5. Implement a secure content management server that can publish to tablets

With the kind of corporate information that boards regularly access and review, your organization may want to consider implementing a secure content management system (CMS) that can publish directly to tablets. Some of these CMS tools even enable you to track your corporate board books, financials, and other proprietary information from the server out to the tablet. Signal from Rimage is one such CMS.

Signal includes many of the features of other CMS services on the market, along with a similar but push-based publishing process, but it takes its content management a step further through its Signal Content iPad and Android apps (see Figure B). Here are some of Signal's mobile-specific features:
  • View access to all content the user has permissions to access
  • Document encryption on the server through transport to the mobile device
  • Support for online/offline content encryption
  • Document viewing that includes single and double page viewing
  • Support for viewing video directly through the tablet app
  • Document tracking that extends to iPads and Android tablets with full analytics
  • Flexible access policies set through a cloud-based management platform
Figure B

The Signal Content iPad app is quite functional and secure for board members reviewing sensitive documents.

Rights Management solutions are great choices in there own right, but Rimage Signal uses a single Digital Rights Management (DRM), providing end-to-end security and making it attractive for organizations and industries that require the additional security.

Summary

As tablet demand grows inside corporations, security needs to evolve to meet the challenge.

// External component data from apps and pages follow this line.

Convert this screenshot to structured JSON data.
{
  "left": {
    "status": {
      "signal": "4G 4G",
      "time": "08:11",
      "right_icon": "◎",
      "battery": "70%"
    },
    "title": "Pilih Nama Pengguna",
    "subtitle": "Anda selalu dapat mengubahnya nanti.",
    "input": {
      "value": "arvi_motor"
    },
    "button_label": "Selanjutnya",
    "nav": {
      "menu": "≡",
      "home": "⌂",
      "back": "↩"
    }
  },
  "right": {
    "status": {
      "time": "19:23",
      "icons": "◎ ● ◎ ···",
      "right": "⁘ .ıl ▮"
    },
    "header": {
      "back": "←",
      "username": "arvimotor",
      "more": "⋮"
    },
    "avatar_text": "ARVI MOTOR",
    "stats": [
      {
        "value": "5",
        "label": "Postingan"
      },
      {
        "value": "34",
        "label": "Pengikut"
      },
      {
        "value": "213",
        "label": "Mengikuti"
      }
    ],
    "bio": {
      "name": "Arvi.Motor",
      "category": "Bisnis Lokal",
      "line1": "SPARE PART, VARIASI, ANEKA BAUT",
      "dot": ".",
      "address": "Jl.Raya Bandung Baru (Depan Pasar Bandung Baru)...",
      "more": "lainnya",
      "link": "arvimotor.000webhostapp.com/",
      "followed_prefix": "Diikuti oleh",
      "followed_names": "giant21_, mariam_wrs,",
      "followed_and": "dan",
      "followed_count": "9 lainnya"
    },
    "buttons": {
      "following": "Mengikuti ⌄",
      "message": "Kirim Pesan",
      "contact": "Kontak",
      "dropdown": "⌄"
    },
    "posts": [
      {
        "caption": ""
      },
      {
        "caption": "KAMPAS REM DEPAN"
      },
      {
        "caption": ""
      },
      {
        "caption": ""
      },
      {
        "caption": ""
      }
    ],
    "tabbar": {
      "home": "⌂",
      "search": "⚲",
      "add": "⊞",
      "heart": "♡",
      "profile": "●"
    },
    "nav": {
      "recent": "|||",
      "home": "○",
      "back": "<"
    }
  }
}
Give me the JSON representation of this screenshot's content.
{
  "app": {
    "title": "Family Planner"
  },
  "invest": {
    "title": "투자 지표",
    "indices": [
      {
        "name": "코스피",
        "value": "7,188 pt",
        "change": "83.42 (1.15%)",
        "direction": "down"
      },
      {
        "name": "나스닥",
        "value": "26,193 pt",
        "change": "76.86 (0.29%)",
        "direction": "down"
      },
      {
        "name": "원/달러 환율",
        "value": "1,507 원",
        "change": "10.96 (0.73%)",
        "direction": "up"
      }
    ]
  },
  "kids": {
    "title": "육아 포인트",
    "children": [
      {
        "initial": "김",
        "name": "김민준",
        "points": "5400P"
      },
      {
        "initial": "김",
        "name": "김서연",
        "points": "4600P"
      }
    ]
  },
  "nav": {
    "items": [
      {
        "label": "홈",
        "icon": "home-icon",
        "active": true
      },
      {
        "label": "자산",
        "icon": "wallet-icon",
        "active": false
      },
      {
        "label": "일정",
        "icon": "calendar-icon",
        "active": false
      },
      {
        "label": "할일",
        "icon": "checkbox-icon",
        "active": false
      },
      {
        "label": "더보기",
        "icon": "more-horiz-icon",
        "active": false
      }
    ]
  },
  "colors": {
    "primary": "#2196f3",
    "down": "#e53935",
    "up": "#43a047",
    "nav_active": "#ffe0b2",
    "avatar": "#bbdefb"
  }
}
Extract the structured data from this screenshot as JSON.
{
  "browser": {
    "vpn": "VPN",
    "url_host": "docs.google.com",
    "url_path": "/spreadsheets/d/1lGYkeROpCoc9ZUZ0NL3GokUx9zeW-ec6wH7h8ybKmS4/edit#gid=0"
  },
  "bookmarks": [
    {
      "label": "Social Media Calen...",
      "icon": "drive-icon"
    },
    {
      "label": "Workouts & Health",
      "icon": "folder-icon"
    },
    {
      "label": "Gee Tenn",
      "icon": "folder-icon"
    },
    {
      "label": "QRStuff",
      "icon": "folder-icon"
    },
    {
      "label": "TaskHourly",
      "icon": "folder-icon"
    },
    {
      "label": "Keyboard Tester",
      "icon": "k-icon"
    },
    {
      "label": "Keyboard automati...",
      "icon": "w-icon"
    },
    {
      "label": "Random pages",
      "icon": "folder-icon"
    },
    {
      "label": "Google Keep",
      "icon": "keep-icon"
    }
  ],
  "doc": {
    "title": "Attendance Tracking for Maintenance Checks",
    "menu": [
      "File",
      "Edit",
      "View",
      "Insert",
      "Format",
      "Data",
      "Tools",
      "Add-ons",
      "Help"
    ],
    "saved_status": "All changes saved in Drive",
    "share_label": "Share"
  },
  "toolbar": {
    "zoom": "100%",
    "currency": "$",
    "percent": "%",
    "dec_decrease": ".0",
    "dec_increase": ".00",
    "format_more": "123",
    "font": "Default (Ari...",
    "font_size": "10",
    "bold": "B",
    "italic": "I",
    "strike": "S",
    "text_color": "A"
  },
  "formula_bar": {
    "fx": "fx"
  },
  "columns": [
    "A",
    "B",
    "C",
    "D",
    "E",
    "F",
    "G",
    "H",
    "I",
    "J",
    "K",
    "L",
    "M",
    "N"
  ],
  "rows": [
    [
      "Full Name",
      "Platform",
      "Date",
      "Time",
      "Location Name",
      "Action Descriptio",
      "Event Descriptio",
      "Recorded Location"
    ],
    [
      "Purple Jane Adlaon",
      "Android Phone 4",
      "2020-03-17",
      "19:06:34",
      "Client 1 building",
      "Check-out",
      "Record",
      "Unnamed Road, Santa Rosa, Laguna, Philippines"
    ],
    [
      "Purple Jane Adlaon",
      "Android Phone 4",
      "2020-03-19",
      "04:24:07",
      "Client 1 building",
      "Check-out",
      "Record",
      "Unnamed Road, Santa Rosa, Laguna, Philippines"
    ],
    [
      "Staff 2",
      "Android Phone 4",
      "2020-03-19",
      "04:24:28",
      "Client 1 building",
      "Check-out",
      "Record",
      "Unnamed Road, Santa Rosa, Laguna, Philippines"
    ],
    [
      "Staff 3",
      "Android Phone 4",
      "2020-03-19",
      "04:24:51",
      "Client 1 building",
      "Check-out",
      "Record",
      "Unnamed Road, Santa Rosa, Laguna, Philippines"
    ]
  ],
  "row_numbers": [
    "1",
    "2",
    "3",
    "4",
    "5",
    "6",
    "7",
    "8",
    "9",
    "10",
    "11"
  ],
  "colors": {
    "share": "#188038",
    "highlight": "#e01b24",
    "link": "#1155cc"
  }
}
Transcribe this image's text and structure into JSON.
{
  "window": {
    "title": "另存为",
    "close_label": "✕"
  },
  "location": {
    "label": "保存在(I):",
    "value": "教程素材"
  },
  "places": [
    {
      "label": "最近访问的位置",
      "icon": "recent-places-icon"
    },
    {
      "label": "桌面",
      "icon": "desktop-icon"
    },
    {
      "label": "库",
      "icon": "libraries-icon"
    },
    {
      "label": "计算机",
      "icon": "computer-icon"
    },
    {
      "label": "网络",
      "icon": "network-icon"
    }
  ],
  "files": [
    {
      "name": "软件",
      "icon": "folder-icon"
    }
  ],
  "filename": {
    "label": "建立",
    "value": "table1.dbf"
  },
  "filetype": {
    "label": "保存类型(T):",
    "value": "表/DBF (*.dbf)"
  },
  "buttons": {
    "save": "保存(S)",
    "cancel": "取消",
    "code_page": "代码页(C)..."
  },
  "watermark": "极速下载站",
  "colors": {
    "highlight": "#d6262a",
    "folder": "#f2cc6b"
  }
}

Fortunately, there's a wide range of solutions to secure your corporate board member tablets, and especially your sensitive internal corporate documents. How does your organization secure corporate tablets? Please share your experience in the discussion thread below.

About

Will Kelly is a freelance technical writer and analyst currently focusing on enterprise mobility, Bring Your Own Device (BYOD), and the consumerization of IT. He has also written about cloud computing, Big Data, virtualization, project management ap...

3 comments
anywherepad
anywherepad

One major concern in a tablet-based board meeting process is the potential (and inevitable) loss of some devices, either through simple absent-mindedness or outright theft. It is therefore crucial to have some form of security when this happens. The primary way, which you've already mentioned, is to have strong encryption. On top of this, there should be a way to wipe the data that is on the device. Remote wipe is one solution, but it won't work if the device never connects to the internet. Another approach is to automatically purge the device's contents upon detecting password guessing. This is actually the approach that our own solution (www.anywherepad.com) takes.

John-A
John-A

My organization already owned the Altiris (Symantec) Client and Endpoint Management Suite. We were able to easily implement Symantec's new Mobile Device Security product into the Altiris platform. The quality of Altiris and Symantec's security reputation made buying the product a fairly easy sell.

eldergabriel
eldergabriel

The topic you have brought up and the types of solutions you have mentioned here is often overlooked, i think. Thanks for the write-up and bringing this subject to light.